When you need a job, it’s easy to miss warning signs.
Let’s say you’re browsing the online classifieds and you come across a job listing that looks good. Maybe it’s a nanny position, a gig as a housepainter, or a work-from-home job. The pay is decent — possibly even incredible.
You send your résumé via email and cross your fingers.
The employer responds quickly: You’re hired! In fact, they want to pay you an advance. All you need to do is cash a large check for them and send the money to other people they need to pay. Or, better yet, just send them your online banking username and password and they’ll deposit the check for you.
Those events should set off alarm bells. The checks you receive will be bogus, or the alleged employer will use your banking login credentials to siphon your money from your account.
Yet job seekers can and do rationalize all those irregularities.
Evolution of the employment scam
“We used to see these employment scams every couple of months. Now we’re seeing them on a fairly regular basis,” says Jim Fuher, fraud prevention manager at STCU.
Craigslist, the classified advertising site, is one of the most common online platforms for employment scams. But that’s changing, Fuher says. Scammers now are sending unsolicited e-mails to job seekers who post their résumés online or post comments about their job search in public forums.
And scammers have adapted to eliminate some of the biggest red flags ― by reducing the size of counterfeit checks, for example.
“We used to see checks regularly for just under $5,000, but now we’re seeing them as low as $900,” Fuher says. “These days the average amount is $2,650.”
Signs something is wrong
There are “a bazillion different employment scams,” Fuher says, but they’re all variations on a theme.
One young woman was hired as a nanny via email with no in-person interview, or even a phone call. The “employer” sent her a large, counterfeit check, part of which was to be spent on toys and supplies. The rest was to be forwarded to another account to pay the employer’s mortgage.
“Who would hire a nanny sight unseen?” Fuher asks. But money up front can be alluring, and being chosen for a supposedly competitive position can be flattering, and feeling desperate for work can cloud your judgment.
Other warning signs, along with being hired without an interview: The employer requests that money be transferred via Western Union or MoneyGram, or asks for your online banking password.
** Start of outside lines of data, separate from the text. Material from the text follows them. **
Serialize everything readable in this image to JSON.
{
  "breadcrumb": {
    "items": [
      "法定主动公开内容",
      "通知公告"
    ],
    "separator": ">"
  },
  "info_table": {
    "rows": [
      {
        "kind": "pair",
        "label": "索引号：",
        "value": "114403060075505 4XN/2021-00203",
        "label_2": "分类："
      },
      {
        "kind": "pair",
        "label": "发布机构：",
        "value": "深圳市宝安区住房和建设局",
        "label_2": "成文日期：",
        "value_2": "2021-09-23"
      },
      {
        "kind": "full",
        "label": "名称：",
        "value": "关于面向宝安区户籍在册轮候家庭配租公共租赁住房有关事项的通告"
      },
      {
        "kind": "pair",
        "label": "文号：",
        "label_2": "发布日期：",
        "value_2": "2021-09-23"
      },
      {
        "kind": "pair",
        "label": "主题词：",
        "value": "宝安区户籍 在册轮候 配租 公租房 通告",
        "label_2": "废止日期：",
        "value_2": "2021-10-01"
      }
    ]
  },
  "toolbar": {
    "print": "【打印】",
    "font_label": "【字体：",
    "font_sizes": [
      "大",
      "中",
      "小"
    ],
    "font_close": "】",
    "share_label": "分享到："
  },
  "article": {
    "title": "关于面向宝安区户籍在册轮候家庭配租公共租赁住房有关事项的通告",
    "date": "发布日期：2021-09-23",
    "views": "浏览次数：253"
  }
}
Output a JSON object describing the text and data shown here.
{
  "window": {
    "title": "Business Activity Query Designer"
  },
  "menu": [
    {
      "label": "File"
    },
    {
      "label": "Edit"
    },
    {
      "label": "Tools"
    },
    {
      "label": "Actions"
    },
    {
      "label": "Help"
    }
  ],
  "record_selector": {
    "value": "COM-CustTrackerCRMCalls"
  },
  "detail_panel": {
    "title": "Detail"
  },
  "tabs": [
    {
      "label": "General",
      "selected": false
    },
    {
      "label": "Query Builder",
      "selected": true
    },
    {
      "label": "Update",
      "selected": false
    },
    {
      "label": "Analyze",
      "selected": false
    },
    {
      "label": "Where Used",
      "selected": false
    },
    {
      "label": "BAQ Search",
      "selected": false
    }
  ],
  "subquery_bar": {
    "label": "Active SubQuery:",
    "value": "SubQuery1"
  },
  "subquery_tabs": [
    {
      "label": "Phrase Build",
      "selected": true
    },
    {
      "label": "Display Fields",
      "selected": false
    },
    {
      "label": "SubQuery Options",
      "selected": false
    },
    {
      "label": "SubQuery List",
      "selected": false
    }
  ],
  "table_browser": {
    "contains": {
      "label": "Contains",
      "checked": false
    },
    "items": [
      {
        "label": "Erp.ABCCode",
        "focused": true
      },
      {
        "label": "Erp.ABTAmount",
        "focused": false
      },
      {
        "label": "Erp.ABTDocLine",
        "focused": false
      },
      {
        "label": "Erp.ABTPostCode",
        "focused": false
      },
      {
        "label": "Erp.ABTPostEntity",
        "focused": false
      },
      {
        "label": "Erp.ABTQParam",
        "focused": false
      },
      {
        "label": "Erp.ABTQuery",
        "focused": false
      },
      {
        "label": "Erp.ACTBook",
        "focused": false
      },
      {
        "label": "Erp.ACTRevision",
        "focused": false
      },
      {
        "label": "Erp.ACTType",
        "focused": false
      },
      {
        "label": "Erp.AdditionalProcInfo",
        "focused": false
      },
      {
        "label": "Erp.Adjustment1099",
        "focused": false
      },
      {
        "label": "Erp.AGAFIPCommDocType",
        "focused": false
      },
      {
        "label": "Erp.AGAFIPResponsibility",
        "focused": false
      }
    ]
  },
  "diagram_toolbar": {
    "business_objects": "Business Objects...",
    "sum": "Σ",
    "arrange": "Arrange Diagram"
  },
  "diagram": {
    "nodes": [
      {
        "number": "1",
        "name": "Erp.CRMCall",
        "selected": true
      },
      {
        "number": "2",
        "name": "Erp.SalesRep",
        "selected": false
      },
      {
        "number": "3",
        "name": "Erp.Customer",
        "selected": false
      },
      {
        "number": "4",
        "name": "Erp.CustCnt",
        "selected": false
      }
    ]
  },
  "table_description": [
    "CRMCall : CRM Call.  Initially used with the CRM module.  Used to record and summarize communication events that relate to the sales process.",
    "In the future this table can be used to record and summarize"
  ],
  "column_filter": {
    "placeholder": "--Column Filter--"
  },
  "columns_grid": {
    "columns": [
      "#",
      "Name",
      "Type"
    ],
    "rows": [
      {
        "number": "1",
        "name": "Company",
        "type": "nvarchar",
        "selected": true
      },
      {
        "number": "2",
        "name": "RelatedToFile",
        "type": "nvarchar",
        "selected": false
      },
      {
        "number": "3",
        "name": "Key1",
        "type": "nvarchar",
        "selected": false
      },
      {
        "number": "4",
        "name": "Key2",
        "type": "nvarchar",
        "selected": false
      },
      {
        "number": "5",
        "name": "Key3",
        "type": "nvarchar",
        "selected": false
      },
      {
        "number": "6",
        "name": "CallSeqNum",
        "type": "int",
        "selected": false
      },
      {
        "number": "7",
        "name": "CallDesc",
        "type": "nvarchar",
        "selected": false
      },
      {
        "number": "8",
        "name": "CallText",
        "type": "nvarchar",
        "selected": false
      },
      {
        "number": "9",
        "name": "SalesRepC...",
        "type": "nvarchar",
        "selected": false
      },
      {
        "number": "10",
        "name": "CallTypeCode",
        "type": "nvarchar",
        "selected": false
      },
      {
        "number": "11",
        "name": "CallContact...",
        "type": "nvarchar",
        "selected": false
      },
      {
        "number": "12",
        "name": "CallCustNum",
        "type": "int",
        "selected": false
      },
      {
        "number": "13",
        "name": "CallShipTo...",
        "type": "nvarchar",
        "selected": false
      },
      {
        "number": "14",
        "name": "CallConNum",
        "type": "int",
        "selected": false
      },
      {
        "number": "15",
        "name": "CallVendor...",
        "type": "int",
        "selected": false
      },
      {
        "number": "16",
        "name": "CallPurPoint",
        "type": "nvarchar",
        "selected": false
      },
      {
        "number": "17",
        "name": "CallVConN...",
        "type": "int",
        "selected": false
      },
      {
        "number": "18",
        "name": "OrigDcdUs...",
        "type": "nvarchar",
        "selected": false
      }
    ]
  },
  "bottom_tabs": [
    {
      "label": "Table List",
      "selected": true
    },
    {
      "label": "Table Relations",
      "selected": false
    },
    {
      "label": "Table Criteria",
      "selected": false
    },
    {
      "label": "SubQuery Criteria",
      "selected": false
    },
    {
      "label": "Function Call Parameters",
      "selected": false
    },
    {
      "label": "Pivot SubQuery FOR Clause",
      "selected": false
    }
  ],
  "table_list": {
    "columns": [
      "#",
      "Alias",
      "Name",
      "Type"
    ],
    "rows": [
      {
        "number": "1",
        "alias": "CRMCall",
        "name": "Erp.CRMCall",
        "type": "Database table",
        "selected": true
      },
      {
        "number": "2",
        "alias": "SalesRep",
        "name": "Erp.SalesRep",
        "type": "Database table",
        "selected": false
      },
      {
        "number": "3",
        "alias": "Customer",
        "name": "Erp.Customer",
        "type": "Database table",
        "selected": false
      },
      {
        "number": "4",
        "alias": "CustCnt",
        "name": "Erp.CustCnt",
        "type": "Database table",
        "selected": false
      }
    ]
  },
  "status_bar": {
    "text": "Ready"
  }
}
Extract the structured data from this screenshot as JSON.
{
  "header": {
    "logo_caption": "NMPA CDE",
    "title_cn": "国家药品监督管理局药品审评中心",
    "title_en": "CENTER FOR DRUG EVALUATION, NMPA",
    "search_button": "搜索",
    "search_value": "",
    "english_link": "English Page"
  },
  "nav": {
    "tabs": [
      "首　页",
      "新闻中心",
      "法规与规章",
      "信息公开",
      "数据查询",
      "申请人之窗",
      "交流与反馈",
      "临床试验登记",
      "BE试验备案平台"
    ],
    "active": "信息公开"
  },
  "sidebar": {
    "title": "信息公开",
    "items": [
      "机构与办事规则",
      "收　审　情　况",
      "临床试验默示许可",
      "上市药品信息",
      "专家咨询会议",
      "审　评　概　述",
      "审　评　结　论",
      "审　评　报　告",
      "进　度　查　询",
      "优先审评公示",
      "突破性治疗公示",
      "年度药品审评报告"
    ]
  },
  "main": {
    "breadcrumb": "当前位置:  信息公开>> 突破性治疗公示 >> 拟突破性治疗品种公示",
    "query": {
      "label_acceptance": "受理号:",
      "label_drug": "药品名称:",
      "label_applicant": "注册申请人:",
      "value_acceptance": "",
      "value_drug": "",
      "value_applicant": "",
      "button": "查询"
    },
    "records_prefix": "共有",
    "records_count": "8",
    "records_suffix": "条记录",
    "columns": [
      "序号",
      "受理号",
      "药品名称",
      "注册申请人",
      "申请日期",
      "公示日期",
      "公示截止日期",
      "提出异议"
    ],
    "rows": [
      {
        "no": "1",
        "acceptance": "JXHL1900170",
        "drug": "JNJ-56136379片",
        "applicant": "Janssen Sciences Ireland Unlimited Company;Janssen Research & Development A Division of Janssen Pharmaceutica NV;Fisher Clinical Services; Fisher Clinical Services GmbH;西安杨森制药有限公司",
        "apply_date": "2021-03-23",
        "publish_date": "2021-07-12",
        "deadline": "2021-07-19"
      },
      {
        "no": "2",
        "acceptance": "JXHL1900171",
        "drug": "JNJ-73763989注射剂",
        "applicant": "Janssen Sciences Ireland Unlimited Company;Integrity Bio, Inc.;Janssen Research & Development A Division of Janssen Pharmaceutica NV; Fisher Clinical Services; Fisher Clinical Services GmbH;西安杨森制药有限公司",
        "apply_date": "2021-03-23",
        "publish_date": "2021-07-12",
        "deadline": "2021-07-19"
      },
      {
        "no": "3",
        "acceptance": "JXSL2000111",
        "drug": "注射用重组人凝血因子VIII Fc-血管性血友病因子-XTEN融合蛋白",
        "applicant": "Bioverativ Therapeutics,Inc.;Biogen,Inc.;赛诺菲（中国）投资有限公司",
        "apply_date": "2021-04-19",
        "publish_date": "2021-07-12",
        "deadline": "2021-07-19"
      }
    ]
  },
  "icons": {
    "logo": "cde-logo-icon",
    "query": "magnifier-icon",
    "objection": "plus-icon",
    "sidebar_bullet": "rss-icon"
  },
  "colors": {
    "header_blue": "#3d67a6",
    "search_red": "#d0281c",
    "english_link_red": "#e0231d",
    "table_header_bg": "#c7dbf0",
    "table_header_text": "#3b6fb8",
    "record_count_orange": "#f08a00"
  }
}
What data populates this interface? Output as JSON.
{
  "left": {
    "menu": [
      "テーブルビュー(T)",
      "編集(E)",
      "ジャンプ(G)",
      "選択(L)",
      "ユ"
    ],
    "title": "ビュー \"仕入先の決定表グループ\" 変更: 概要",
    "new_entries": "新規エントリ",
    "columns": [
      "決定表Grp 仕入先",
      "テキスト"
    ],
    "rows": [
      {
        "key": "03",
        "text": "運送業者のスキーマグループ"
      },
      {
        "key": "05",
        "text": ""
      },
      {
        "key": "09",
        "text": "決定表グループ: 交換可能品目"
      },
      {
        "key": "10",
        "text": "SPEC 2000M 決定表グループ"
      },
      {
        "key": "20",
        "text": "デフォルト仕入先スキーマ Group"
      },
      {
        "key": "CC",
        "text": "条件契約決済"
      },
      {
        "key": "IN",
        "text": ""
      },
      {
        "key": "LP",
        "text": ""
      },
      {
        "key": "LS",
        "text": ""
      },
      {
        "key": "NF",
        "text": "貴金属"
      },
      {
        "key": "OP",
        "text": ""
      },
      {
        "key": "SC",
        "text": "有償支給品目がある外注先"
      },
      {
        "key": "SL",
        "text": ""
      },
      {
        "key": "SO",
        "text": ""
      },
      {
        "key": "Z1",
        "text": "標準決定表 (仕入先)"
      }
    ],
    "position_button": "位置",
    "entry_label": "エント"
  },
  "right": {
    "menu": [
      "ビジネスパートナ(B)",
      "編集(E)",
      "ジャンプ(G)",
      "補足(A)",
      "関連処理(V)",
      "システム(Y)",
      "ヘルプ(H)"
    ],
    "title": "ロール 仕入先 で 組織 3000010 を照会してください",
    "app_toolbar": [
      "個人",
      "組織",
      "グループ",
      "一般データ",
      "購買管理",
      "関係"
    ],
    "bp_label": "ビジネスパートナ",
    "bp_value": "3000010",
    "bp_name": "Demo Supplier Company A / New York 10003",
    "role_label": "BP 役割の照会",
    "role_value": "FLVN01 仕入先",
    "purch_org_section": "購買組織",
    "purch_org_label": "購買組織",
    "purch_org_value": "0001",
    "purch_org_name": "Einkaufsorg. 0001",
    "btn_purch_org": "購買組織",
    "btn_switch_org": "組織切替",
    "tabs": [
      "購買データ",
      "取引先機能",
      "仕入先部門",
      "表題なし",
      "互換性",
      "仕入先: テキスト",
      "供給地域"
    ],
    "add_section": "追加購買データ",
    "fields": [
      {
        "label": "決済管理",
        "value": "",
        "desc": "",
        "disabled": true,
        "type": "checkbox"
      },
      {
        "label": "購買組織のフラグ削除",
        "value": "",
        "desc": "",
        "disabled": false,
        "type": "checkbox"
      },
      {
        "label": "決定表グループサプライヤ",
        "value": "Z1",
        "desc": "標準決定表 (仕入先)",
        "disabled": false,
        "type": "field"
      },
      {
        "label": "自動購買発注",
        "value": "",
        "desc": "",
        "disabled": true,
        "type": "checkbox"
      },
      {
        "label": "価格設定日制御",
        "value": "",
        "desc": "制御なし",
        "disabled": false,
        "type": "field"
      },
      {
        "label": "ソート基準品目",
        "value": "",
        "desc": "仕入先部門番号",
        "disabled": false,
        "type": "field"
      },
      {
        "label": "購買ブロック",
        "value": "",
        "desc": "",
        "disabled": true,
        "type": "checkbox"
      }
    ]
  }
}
Or there’s a mismatch between the employer (usually an individual) and the organization that issues the check.
“You’re getting hired by John Smith, but you’re getting paid by a business check by some business on the East Coast,” Fuher explains. “That’s a sign something is wrong.”
- Advance payment. Sorry, but easy money almost always comes with a catch.
- Poor spelling and grammar. Real employers’ job listings generally look professional.
- Requests for your online banking login information, or for you to transfer money via Western Union or MoneyGram.
- A rapid hiring process, usually immediate and sight unseen.
- It just looks fishy.
Don’t take the gamble
Scam victims often tell Fuher that they responded to a sketchy offer just to see if it was legitimate, or that they only gave out their online banking credentials so their new “employer” could make a mobile deposit.
“They didn’t think it through, that by having those access credentials, you can do anything and everything,” Fuher says.
He recommends staying vigilant, paying attention to warning signs like easy money and a rapid hiring process, and remembering that one mistake on your part is all it takes for a con artist to succeed.
“We protect everything. We protect our debit card PIN. We protect our Social Security number,” Fuher says. “We should protect our access credentials as much as we protect our other personal information, and never give it out.”
- Immediately call your credit union or bank’s fraud department.
- File a complaint with the FBI’s Internet Crime Complaint Center at ic3.gov.